:: TASK INSTRUCTIONS ::
Find every line below with the string "picture" and pick it out.

Dataset excerpts
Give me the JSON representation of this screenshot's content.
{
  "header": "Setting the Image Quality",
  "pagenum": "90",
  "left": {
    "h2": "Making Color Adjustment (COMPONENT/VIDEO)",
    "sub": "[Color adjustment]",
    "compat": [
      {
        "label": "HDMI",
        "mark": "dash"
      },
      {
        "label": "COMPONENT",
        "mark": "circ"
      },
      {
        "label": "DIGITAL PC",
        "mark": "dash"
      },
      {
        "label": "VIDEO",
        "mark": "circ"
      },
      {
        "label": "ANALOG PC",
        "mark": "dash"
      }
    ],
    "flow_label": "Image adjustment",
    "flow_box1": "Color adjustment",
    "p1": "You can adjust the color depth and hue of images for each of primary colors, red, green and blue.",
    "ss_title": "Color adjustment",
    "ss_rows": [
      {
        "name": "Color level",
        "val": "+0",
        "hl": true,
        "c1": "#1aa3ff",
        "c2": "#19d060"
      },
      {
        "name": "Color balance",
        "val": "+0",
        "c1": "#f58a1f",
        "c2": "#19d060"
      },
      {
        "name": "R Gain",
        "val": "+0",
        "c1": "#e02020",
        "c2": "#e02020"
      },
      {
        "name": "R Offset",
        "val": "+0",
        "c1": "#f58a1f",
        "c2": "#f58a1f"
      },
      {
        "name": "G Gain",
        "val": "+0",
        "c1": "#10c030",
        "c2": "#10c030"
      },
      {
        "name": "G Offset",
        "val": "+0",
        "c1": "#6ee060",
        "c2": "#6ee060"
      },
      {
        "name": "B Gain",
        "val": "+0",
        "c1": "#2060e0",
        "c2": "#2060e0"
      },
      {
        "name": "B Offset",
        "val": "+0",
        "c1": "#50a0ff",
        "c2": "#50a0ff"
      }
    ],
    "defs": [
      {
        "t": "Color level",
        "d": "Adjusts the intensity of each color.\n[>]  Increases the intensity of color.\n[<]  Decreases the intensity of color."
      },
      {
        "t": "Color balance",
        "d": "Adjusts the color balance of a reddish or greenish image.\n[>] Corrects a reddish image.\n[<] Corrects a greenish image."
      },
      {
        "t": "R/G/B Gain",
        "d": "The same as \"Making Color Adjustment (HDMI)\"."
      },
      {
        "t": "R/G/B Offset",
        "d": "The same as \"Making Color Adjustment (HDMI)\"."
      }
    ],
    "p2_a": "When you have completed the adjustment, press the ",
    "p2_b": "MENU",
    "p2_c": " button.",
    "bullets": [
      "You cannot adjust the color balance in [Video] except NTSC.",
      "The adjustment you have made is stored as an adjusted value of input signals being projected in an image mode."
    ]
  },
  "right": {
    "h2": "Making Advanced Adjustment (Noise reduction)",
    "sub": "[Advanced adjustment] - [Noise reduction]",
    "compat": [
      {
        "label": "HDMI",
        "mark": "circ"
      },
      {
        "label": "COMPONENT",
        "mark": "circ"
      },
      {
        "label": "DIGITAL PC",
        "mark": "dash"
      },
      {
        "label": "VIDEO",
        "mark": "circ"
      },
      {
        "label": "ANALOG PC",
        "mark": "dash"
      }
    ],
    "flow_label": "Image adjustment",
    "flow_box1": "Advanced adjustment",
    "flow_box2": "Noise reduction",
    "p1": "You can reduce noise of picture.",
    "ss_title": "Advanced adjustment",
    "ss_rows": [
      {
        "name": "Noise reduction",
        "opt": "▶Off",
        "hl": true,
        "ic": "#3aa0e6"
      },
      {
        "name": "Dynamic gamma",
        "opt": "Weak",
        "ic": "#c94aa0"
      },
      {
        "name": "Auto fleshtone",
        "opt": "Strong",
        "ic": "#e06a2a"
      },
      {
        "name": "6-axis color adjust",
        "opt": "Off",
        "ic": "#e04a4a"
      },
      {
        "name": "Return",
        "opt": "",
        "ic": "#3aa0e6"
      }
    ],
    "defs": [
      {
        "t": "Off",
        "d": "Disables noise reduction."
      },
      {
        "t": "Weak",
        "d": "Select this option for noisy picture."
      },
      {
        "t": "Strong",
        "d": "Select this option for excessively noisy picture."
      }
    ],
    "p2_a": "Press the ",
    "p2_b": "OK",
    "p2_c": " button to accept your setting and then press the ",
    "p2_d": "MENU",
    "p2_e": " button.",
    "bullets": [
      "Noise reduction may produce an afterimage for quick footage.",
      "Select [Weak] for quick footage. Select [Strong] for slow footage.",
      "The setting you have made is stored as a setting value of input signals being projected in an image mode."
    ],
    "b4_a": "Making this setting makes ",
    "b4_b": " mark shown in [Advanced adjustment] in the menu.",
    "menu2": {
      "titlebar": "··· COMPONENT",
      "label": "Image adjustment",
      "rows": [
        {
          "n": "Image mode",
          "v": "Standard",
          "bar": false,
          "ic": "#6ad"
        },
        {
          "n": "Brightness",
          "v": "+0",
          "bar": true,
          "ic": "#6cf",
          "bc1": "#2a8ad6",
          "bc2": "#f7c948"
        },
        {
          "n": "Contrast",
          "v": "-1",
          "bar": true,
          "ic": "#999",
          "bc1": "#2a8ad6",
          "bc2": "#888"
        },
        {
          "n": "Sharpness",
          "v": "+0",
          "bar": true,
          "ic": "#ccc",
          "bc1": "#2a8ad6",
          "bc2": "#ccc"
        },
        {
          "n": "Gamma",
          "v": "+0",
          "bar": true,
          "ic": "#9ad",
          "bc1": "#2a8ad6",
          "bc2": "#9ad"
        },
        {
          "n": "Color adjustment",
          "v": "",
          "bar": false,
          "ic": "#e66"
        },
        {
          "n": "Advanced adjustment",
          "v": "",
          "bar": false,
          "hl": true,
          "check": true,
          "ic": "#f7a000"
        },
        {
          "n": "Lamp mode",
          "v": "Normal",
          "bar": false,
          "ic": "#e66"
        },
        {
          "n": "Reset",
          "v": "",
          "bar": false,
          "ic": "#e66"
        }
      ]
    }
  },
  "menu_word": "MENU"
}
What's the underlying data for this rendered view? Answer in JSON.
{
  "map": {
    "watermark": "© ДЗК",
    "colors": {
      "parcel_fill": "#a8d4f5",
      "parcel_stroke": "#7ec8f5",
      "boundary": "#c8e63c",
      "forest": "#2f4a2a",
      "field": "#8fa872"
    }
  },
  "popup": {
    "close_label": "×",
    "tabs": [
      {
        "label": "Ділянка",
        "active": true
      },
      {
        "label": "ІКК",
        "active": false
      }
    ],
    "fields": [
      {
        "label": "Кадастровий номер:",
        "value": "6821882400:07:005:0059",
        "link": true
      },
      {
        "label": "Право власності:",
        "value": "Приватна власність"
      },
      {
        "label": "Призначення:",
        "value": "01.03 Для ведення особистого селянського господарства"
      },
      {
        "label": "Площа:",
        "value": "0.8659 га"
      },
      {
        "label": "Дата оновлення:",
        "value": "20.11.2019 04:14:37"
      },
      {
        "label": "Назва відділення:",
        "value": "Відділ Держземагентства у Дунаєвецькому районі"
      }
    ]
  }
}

:: RESULT FOR THIS TASK ::
    "p1": "You can reduce noise of picture.",
        "d": "Select this option for noisy picture."
        "d": "Select this option for excessively noisy picture."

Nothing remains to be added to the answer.